● WHAT IS NEEDED
Using the data below, tally the lines that include the string "List". Only the number is wanted.

======== PROVIDED INFORMATION ========

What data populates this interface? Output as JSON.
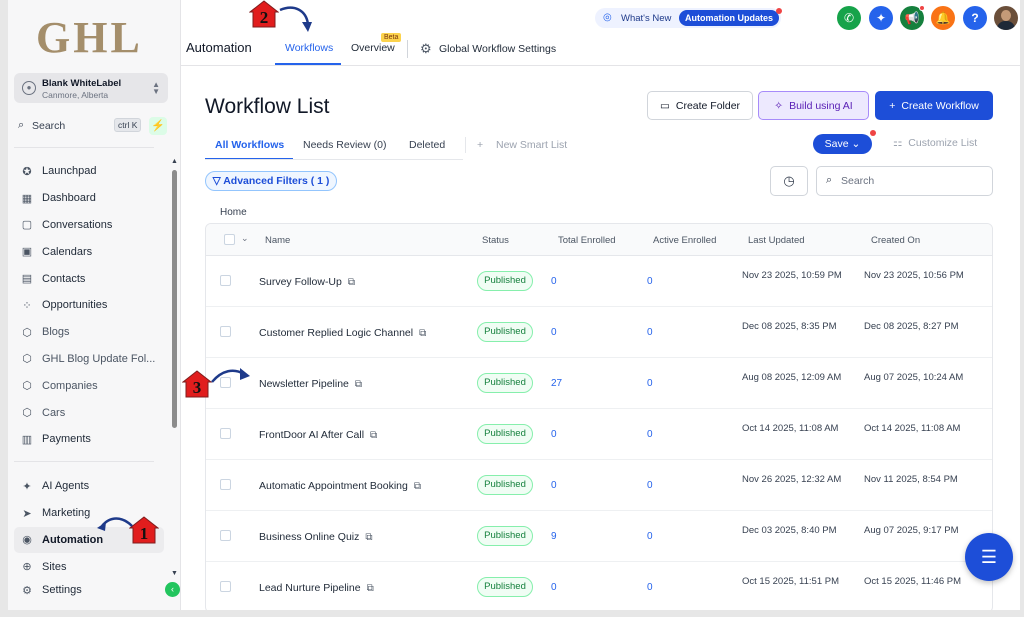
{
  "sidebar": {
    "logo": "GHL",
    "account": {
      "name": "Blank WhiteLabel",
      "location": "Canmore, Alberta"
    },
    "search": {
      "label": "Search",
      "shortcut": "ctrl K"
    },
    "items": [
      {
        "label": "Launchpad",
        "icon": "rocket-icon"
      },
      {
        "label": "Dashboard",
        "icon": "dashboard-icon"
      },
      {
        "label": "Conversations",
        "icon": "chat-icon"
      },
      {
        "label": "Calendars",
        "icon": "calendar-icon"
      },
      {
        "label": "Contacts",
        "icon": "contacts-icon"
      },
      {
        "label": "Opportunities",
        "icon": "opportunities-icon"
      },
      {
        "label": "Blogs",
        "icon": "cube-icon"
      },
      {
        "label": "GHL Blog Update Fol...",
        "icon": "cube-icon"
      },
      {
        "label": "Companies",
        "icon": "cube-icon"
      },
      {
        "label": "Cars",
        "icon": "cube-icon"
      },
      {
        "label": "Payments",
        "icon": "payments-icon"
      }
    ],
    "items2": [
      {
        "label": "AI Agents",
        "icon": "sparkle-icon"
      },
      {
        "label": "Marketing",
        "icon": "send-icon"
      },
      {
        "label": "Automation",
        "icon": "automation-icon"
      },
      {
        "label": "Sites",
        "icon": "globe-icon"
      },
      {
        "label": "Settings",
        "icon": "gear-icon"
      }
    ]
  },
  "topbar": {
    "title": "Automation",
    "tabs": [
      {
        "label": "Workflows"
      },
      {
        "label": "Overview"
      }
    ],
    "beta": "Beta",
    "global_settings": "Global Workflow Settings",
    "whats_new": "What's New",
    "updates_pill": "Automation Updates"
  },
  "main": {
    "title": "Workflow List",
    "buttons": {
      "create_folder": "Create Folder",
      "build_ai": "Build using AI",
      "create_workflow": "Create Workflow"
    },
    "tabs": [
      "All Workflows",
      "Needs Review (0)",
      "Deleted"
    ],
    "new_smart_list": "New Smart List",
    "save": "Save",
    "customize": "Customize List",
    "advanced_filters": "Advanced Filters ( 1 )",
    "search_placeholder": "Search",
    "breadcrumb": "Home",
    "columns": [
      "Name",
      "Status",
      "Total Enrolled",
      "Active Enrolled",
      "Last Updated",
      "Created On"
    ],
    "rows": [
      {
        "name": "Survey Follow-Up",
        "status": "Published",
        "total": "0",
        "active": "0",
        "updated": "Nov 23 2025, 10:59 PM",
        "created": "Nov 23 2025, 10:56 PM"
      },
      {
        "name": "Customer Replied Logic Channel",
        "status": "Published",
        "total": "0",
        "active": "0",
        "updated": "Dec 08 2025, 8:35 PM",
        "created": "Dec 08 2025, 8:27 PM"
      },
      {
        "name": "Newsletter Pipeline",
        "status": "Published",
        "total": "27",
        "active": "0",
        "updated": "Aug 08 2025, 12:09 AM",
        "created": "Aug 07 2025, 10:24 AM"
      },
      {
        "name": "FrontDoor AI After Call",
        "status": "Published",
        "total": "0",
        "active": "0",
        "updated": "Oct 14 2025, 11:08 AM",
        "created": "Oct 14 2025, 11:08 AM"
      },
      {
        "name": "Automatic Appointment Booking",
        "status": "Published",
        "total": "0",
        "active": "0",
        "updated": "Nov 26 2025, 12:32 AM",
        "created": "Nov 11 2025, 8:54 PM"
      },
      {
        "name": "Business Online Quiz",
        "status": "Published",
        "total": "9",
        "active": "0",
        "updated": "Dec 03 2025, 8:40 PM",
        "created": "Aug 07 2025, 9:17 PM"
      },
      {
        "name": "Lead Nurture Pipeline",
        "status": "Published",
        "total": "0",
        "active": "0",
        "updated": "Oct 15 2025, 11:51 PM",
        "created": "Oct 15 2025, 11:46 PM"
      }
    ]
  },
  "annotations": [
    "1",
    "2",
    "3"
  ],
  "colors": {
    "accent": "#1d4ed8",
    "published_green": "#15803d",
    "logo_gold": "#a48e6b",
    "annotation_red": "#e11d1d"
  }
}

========

● EXERCISE ANSWER
3